Yet, although her biographical details are interesting, they are not the reason I chose her for this History Girls post. I chose Lucy Fitch Perkins because she wrote with a clear and valuable intention. Early in that new century, the term “melting pot” - the title of a 1908 play – was current, although the idea was not new. Immigration was a continual topic of discussion and Lucy wanted her Twins books to teach respect and understanding for the many peoples then gathering within the United States.
Her research led her beyond literary sources and out to Ellis Island, where she was deeply affected by the plight of the depressed and oppressed people of all nations herded together. She also visited a Chicago school where children from twenty-seven different nationalities were gathered together in a room and taught by a few determined teachers, which somehow sounds quite a familiar description.
Additionally Lucy believed that only a story based on a real, individual experience would lead her young readers to understand all she was trying to tell them, so she “sought out and became intimately friendly with someone who had been a child in the place she wanted to write about,” according to one account. Children would never be moved to sympathy or empathy by the pedantic generalities of a text book.

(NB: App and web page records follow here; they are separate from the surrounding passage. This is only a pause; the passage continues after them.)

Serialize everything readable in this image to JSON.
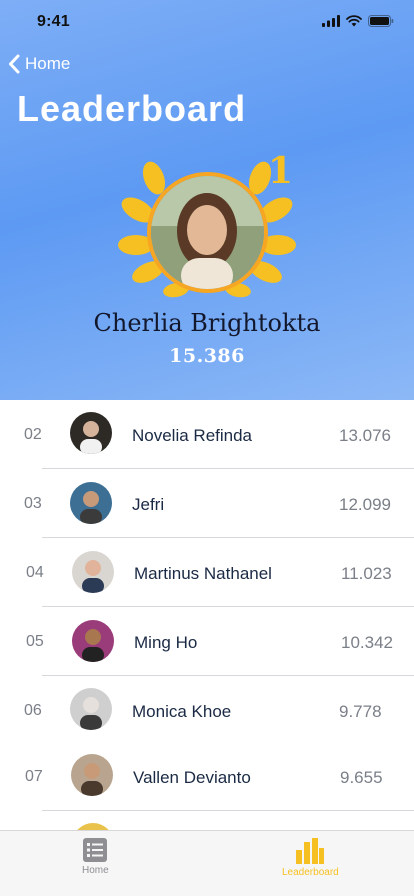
{
  "status_bar": {
    "time": "9:41"
  },
  "nav": {
    "back_label": "Home"
  },
  "header": {
    "title": "Leaderboard"
  },
  "winner": {
    "rank": "1",
    "name": "Cherlia Brightokta",
    "score": "15.386"
  },
  "rankings": [
    {
      "rank": "02",
      "name": "Novelia Refinda",
      "score": "13.076"
    },
    {
      "rank": "03",
      "name": "Jefri",
      "score": "12.099"
    },
    {
      "rank": "04",
      "name": "Martinus Nathanel",
      "score": "11.023"
    },
    {
      "rank": "05",
      "name": "Ming Ho",
      "score": "10.342"
    },
    {
      "rank": "06",
      "name": "Monica Khoe",
      "score": "9.778"
    },
    {
      "rank": "07",
      "name": "Vallen Devianto",
      "score": "9.655"
    }
  ],
  "tab_bar": {
    "tabs": [
      {
        "label": "Home",
        "icon": "list-icon",
        "active": false
      },
      {
        "label": "Leaderboard",
        "icon": "bar-chart-icon",
        "active": true
      }
    ]
  },
  "colors": {
    "hero_gradient_start": "#7eaef6",
    "hero_gradient_end": "#5d9af3",
    "accent_gold": "#f6c022",
    "active_tab": "#f6c022",
    "inactive_tab": "#8e8e93"
  }
}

She called her young critics “the poison squad”, which feels quite accurate, considering the sharp comments that children can make about one’s precious writing. Lucy believed in getting close to her young audience, and drew kneeling on the floor so that she saw things from the viewpoint of a young child.
Once, when asked how to write for children, Lucy answered “Learn to draw!” I take this to mean not only the art of drawing but also the art of imagining the story in vivid scenes, not in a flurry of wonderful, adult words. The popularity of her books seems to suggest she got that right, and the author Beverly Cleary was a great fan. Lucy was not afraid of strong content either, and included the absentee landlords in Ireland, the Scottish estate clearances and the land ownership system in Mexico within her tales.

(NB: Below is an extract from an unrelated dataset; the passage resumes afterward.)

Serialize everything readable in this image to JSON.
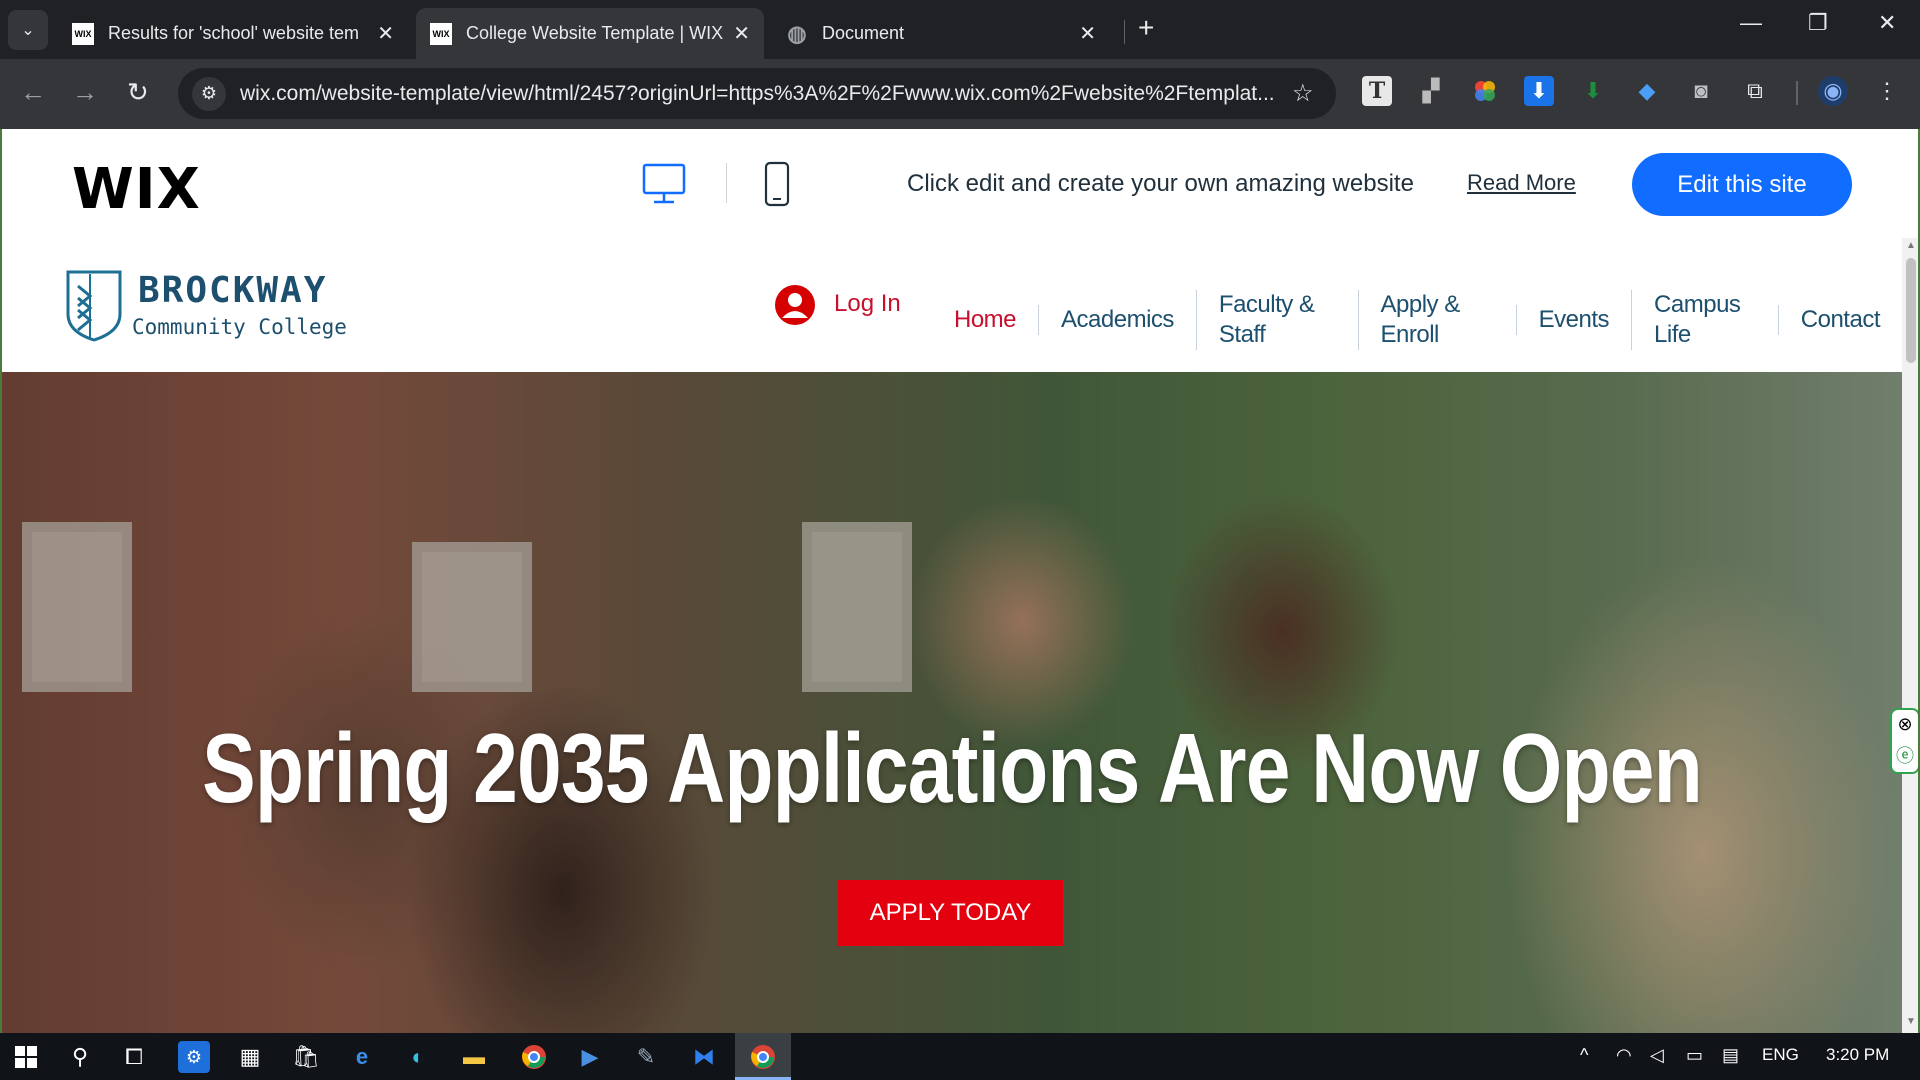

The full list of her books is not quite as historical as I remembered: only The Cave Twins, The Spartan Twins, the Puritan Twins, as well as some more specifically American pairs, such as the Twins of the Revolution, which may never have reached English libraries. The Geography series included Dutch, Japanese, Irish, Eskimo, Mexican, Belgian, French, Scotch, Italian and Swiss children, and more. Many of these Twins would have seemed quite “historic” by the time I read them which may be why the series seemed such an enigma - and that silent children’s library didn’t encourage questions.
Right now, when identity and immigration are topics of sadness and tension, I found the story of Lucy Fitch Perkins and her Twins books a positive and welcome delight, even if I have yet to re-read my kindle bundle. I am hoping that - discounting the era of the writing - my memory has not been deceiving me.
To conclude, here’s Lucy Fitch Perkins explaining in her own words:
So I wrote books giving pictures of child life in other countries, and then, for the benefit of American and foreign born children alike, I wrote books which gave some idea of what had been done for this country by those who had founded and developed it.
And, again, emphasing:
. . . the necessity for mutual respect and understanding between people of different nationalities if we are ever to live in peace on this planet. In particular I felt the necessity for this in this country where all the nations of the earth are represented in the population.
Hooray for Lucy Fitch Perkins!